Stored data:
Start of Block
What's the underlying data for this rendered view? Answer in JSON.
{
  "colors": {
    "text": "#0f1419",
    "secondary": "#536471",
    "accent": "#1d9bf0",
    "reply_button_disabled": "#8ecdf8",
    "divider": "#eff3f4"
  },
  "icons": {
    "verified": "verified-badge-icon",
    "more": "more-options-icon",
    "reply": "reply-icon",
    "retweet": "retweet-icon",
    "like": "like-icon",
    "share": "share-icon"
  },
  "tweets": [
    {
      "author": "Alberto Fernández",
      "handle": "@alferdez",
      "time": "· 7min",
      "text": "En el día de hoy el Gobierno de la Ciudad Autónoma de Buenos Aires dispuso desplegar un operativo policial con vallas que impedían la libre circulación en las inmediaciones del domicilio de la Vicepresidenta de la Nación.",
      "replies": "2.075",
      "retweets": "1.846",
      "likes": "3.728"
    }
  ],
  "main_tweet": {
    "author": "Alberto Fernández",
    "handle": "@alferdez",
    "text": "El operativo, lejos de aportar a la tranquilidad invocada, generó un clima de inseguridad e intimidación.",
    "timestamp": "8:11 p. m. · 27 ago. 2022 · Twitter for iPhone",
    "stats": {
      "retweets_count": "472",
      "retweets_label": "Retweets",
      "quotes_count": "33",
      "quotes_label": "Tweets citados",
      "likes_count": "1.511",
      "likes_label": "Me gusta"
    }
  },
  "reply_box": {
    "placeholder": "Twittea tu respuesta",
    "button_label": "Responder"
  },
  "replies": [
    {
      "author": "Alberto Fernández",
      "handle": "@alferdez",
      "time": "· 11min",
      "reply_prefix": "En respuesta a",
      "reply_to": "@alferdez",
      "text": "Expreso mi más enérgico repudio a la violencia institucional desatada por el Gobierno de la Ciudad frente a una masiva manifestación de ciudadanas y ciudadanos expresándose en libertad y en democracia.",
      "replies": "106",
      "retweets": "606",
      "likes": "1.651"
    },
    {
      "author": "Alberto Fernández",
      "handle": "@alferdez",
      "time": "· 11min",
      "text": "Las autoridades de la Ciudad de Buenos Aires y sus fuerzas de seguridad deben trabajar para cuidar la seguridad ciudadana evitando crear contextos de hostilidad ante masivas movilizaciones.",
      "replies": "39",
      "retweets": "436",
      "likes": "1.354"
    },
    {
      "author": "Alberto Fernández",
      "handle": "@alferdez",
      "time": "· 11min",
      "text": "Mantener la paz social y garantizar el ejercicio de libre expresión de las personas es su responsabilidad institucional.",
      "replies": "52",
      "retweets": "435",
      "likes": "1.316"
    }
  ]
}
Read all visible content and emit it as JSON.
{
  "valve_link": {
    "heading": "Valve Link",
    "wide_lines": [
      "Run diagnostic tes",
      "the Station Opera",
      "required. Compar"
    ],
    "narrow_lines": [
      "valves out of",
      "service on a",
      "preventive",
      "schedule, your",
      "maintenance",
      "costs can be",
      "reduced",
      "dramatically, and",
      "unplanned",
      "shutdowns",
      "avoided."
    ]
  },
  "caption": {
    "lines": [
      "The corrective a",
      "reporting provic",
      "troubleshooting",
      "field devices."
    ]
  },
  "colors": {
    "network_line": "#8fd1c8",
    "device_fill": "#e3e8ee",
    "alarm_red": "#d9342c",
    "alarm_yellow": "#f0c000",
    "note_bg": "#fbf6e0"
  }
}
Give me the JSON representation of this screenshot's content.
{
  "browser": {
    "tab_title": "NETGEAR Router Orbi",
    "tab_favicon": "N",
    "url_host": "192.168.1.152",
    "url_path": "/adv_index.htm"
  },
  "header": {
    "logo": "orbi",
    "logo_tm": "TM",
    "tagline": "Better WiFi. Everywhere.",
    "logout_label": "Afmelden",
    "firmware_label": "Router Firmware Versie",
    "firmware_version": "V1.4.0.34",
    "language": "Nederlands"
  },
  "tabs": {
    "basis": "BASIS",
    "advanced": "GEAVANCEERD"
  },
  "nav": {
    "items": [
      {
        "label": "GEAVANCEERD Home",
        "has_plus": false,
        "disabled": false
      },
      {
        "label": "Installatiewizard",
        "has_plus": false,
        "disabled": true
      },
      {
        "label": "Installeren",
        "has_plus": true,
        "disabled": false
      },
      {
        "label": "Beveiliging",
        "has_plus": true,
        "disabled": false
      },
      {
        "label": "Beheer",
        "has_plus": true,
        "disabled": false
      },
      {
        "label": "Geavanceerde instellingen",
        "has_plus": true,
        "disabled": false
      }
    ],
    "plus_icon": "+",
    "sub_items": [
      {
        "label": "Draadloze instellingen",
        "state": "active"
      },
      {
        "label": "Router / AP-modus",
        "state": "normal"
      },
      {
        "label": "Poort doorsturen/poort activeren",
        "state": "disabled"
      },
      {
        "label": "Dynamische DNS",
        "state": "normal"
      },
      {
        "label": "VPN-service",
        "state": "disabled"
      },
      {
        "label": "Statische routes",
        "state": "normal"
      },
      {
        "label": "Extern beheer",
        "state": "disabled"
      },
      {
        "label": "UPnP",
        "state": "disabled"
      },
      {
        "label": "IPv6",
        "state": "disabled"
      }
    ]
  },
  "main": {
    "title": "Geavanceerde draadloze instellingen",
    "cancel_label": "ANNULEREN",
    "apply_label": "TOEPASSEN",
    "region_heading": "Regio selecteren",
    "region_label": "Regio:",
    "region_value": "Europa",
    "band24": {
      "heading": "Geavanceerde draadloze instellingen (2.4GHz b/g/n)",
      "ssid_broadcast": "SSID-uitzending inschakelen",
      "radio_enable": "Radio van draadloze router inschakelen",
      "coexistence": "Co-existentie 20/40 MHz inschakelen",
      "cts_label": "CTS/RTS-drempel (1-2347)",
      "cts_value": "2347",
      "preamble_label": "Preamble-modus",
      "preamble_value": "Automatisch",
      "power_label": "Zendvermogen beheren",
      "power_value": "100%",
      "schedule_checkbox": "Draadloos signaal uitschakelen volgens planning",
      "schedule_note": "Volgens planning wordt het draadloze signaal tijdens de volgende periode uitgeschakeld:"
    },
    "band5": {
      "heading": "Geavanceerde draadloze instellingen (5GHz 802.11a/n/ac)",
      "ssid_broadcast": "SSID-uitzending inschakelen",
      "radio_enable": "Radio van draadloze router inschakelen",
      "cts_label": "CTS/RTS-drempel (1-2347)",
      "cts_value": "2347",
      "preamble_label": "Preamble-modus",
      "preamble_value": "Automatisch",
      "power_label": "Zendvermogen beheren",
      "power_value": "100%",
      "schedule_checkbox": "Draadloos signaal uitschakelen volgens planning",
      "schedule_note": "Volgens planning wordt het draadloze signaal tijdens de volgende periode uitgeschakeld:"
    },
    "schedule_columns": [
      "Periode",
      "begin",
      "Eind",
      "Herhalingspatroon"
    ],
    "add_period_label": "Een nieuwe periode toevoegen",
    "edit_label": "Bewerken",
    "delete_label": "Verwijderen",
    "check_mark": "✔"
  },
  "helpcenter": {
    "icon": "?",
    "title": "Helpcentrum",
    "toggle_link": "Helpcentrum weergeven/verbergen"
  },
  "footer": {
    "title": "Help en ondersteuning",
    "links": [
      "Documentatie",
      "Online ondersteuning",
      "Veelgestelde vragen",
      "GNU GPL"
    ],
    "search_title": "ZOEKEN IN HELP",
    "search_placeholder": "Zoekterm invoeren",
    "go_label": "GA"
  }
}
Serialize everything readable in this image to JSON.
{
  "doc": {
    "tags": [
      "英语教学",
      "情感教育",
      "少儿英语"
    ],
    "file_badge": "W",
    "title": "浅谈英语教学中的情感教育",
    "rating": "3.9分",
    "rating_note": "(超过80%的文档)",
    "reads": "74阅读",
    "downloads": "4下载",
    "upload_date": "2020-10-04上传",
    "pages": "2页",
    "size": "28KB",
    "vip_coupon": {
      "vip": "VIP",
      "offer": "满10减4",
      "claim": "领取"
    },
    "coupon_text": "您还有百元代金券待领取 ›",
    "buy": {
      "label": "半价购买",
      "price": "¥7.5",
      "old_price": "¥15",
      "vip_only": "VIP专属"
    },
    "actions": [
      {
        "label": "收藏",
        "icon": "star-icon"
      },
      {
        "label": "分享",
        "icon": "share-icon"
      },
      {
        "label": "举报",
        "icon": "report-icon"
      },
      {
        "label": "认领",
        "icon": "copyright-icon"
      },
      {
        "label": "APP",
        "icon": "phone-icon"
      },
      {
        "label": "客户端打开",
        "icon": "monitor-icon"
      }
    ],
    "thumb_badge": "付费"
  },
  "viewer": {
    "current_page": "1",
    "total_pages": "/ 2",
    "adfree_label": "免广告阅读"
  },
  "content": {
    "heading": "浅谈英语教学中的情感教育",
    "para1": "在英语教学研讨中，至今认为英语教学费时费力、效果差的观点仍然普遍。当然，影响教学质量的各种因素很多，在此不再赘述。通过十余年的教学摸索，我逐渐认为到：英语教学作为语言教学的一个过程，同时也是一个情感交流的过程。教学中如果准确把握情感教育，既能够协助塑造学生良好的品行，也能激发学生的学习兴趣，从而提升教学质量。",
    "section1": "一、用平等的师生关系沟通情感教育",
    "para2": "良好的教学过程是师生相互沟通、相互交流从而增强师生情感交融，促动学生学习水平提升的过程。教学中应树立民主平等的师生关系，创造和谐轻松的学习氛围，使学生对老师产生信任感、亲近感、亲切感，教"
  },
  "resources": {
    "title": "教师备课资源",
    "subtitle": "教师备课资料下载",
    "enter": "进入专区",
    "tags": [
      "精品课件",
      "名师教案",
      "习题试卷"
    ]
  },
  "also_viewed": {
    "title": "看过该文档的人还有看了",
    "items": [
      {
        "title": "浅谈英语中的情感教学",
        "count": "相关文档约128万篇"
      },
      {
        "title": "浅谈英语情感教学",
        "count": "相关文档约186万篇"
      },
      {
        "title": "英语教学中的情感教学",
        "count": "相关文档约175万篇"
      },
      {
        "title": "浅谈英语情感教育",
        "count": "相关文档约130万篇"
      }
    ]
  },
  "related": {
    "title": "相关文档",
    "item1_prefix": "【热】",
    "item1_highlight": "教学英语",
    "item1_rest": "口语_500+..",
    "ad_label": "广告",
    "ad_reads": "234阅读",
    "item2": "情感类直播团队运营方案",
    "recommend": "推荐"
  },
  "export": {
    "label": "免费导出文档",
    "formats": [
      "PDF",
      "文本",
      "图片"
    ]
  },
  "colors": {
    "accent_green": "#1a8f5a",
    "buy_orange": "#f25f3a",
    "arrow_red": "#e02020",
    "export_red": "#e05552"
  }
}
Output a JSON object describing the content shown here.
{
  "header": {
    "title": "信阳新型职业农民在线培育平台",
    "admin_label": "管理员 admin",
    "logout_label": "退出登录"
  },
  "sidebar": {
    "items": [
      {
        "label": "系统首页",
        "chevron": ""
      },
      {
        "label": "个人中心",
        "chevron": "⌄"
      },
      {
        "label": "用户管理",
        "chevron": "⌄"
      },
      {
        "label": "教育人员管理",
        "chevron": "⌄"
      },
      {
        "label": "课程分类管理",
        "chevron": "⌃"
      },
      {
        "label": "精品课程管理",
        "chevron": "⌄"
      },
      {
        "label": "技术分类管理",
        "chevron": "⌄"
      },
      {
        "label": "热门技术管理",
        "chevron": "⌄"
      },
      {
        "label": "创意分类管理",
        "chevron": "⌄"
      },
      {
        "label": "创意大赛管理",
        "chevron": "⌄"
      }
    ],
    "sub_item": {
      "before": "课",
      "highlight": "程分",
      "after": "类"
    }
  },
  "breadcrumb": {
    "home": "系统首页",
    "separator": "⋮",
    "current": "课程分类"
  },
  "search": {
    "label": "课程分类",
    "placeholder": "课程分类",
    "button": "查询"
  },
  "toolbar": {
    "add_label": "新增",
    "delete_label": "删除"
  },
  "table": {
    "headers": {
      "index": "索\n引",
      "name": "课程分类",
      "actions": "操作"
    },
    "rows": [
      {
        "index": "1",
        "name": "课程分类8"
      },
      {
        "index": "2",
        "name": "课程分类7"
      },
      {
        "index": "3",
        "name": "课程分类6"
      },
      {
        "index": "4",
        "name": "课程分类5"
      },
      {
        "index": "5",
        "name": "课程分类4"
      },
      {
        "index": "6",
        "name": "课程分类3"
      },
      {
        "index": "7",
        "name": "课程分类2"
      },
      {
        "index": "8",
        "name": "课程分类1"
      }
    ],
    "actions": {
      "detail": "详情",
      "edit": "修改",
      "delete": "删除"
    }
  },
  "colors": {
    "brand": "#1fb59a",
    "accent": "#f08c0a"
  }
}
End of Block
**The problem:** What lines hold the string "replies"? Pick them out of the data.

**Result below:**
      "replies": "2.075",
  "replies": [
      "replies": "106",
      "replies": "39",
      "replies": "52",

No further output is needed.